══ Listed records
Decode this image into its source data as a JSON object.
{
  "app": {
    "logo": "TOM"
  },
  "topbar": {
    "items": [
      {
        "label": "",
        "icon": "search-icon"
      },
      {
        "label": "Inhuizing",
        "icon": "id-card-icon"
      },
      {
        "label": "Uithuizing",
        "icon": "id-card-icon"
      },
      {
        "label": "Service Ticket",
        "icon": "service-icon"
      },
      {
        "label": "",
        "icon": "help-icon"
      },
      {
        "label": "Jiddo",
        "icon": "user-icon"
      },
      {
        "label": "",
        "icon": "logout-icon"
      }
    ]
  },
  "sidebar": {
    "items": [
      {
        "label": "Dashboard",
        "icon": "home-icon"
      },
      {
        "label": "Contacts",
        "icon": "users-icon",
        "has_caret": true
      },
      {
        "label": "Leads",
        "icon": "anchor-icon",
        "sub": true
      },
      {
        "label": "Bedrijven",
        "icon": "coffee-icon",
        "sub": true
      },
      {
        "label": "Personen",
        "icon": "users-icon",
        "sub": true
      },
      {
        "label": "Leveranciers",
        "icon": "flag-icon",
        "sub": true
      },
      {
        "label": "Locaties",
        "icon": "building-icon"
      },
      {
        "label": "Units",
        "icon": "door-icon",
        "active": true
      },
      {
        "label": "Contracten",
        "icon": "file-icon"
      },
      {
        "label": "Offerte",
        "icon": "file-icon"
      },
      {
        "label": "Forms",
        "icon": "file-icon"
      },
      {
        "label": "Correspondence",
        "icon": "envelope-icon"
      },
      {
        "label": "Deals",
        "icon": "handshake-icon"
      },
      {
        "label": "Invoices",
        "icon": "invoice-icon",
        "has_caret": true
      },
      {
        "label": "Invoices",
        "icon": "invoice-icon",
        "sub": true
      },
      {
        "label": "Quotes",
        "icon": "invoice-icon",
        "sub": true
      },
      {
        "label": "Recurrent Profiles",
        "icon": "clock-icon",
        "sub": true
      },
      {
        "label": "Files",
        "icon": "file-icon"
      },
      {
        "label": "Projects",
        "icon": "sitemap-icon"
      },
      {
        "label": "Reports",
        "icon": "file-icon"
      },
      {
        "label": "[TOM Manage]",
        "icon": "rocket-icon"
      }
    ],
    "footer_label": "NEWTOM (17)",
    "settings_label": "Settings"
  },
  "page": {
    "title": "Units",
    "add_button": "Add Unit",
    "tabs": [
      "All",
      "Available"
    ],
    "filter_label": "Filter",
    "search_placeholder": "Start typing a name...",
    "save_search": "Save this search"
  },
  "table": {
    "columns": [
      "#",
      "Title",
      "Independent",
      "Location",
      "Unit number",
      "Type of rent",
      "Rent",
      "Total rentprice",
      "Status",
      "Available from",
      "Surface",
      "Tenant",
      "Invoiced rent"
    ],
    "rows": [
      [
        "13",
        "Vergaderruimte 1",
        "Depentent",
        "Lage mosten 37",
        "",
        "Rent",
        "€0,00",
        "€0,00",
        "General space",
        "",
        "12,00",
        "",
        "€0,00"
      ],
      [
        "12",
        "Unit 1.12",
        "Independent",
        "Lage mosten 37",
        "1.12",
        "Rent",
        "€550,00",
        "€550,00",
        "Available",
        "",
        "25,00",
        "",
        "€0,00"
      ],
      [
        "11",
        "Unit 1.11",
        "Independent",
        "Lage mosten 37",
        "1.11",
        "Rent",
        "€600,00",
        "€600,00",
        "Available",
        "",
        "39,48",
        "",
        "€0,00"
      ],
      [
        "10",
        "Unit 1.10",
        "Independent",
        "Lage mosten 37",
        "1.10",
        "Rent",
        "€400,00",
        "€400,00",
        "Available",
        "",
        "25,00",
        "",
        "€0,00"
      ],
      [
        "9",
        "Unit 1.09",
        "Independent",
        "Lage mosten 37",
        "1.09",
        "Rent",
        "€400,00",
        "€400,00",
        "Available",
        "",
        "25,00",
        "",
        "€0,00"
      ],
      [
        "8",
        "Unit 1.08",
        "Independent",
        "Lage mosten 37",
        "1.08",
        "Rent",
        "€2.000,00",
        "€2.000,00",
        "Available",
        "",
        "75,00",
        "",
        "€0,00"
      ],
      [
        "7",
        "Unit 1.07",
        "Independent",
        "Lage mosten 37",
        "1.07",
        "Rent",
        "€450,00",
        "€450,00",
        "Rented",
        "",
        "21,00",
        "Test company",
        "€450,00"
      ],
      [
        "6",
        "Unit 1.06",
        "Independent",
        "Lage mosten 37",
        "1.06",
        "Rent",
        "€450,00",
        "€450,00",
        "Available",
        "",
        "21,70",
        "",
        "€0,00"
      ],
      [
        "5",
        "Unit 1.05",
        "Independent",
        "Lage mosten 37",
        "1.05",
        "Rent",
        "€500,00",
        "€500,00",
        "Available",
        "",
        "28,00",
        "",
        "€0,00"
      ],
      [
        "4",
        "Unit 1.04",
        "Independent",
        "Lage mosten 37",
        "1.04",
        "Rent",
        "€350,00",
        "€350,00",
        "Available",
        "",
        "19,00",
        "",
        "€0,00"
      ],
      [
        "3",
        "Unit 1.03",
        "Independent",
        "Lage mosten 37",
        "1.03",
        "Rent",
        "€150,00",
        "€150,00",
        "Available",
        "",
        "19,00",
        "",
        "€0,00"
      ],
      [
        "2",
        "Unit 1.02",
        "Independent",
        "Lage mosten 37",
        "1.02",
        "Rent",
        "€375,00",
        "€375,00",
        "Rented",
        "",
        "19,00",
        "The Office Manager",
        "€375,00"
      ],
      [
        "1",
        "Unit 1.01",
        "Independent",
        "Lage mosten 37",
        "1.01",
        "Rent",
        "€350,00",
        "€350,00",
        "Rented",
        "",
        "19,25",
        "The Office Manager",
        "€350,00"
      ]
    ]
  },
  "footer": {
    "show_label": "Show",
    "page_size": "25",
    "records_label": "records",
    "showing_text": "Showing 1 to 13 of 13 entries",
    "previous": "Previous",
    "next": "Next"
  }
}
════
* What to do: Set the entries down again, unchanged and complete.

* Final answer:
Decode this image into its source data as a JSON object.
{
  "app": {
    "logo": "TOM"
  },
  "topbar": {
    "items": [
      {
        "label": "",
        "icon": "search-icon"
      },
      {
        "label": "Inhuizing",
        "icon": "id-card-icon"
      },
      {
        "label": "Uithuizing",
        "icon": "id-card-icon"
      },
      {
        "label": "Service Ticket",
        "icon": "service-icon"
      },
      {
        "label": "",
        "icon": "help-icon"
      },
      {
        "label": "Jiddo",
        "icon": "user-icon"
      },
      {
        "label": "",
        "icon": "logout-icon"
      }
    ]
  },
  "sidebar": {
    "items": [
      {
        "label": "Dashboard",
        "icon": "home-icon"
      },
      {
        "label": "Contacts",
        "icon": "users-icon",
        "has_caret": true
      },
      {
        "label": "Leads",
        "icon": "anchor-icon",
        "sub": true
      },
      {
        "label": "Bedrijven",
        "icon": "coffee-icon",
        "sub": true
      },
      {
        "label": "Personen",
        "icon": "users-icon",
        "sub": true
      },
      {
        "label": "Leveranciers",
        "icon": "flag-icon",
        "sub": true
      },
      {
        "label": "Locaties",
        "icon": "building-icon"
      },
      {
        "label": "Units",
        "icon": "door-icon",
        "active": true
      },
      {
        "label": "Contracten",
        "icon": "file-icon"
      },
      {
        "label": "Offerte",
        "icon": "file-icon"
      },
      {
        "label": "Forms",
        "icon": "file-icon"
      },
      {
        "label": "Correspondence",
        "icon": "envelope-icon"
      },
      {
        "label": "Deals",
        "icon": "handshake-icon"
      },
      {
        "label": "Invoices",
        "icon": "invoice-icon",
        "has_caret": true
      },
      {
        "label": "Invoices",
        "icon": "invoice-icon",
        "sub": true
      },
      {
        "label": "Quotes",
        "icon": "invoice-icon",
        "sub": true
      },
      {
        "label": "Recurrent Profiles",
        "icon": "clock-icon",
        "sub": true
      },
      {
        "label": "Files",
        "icon": "file-icon"
      },
      {
        "label": "Projects",
        "icon": "sitemap-icon"
      },
      {
        "label": "Reports",
        "icon": "file-icon"
      },
      {
        "label": "[TOM Manage]",
        "icon": "rocket-icon"
      }
    ],
    "footer_label": "NEWTOM (17)",
    "settings_label": "Settings"
  },
  "page": {
    "title": "Units",
    "add_button": "Add Unit",
    "tabs": [
      "All",
      "Available"
    ],
    "filter_label": "Filter",
    "search_placeholder": "Start typing a name...",
    "save_search": "Save this search"
  },
  "table": {
    "columns": [
      "#",
      "Title",
      "Independent",
      "Location",
      "Unit number",
      "Type of rent",
      "Rent",
      "Total rentprice",
      "Status",
      "Available from",
      "Surface",
      "Tenant",
      "Invoiced rent"
    ],
    "rows": [
      [
        "13",
        "Vergaderruimte 1",
        "Depentent",
        "Lage mosten 37",
        "",
        "Rent",
        "€0,00",
        "€0,00",
        "General space",
        "",
        "12,00",
        "",
        "€0,00"
      ],
      [
        "12",
        "Unit 1.12",
        "Independent",
        "Lage mosten 37",
        "1.12",
        "Rent",
        "€550,00",
        "€550,00",
        "Available",
        "",
        "25,00",
        "",
        "€0,00"
      ],
      [
        "11",
        "Unit 1.11",
        "Independent",
        "Lage mosten 37",
        "1.11",
        "Rent",
        "€600,00",
        "€600,00",
        "Available",
        "",
        "39,48",
        "",
        "€0,00"
      ],
      [
        "10",
        "Unit 1.10",
        "Independent",
        "Lage mosten 37",
        "1.10",
        "Rent",
        "€400,00",
        "€400,00",
        "Available",
        "",
        "25,00",
        "",
        "€0,00"
      ],
      [
        "9",
        "Unit 1.09",
        "Independent",
        "Lage mosten 37",
        "1.09",
        "Rent",
        "€400,00",
        "€400,00",
        "Available",
        "",
        "25,00",
        "",
        "€0,00"
      ],
      [
        "8",
        "Unit 1.08",
        "Independent",
        "Lage mosten 37",
        "1.08",
        "Rent",
        "€2.000,00",
        "€2.000,00",
        "Available",
        "",
        "75,00",
        "",
        "€0,00"
      ],
      [
        "7",
        "Unit 1.07",
        "Independent",
        "Lage mosten 37",
        "1.07",
        "Rent",
        "€450,00",
        "€450,00",
        "Rented",
        "",
        "21,00",
        "Test company",
        "€450,00"
      ],
      [
        "6",
        "Unit 1.06",
        "Independent",
        "Lage mosten 37",
        "1.06",
        "Rent",
        "€450,00",
        "€450,00",
        "Available",
        "",
        "21,70",
        "",
        "€0,00"
      ],
      [
        "5",
        "Unit 1.05",
        "Independent",
        "Lage mosten 37",
        "1.05",
        "Rent",
        "€500,00",
        "€500,00",
        "Available",
        "",
        "28,00",
        "",
        "€0,00"
      ],
      [
        "4",
        "Unit 1.04",
        "Independent",
        "Lage mosten 37",
        "1.04",
        "Rent",
        "€350,00",
        "€350,00",
        "Available",
        "",
        "19,00",
        "",
        "€0,00"
      ],
      [
        "3",
        "Unit 1.03",
        "Independent",
        "Lage mosten 37",
        "1.03",
        "Rent",
        "€150,00",
        "€150,00",
        "Available",
        "",
        "19,00",
        "",
        "€0,00"
      ],
      [
        "2",
        "Unit 1.02",
        "Independent",
        "Lage mosten 37",
        "1.02",
        "Rent",
        "€375,00",
        "€375,00",
        "Rented",
        "",
        "19,00",
        "The Office Manager",
        "€375,00"
      ],
      [
        "1",
        "Unit 1.01",
        "Independent",
        "Lage mosten 37",
        "1.01",
        "Rent",
        "€350,00",
        "€350,00",
        "Rented",
        "",
        "19,25",
        "The Office Manager",
        "€350,00"
      ]
    ]
  },
  "footer": {
    "show_label": "Show",
    "page_size": "25",
    "records_label": "records",
    "showing_text": "Showing 1 to 13 of 13 entries",
    "previous": "Previous",
    "next": "Next"
  }
}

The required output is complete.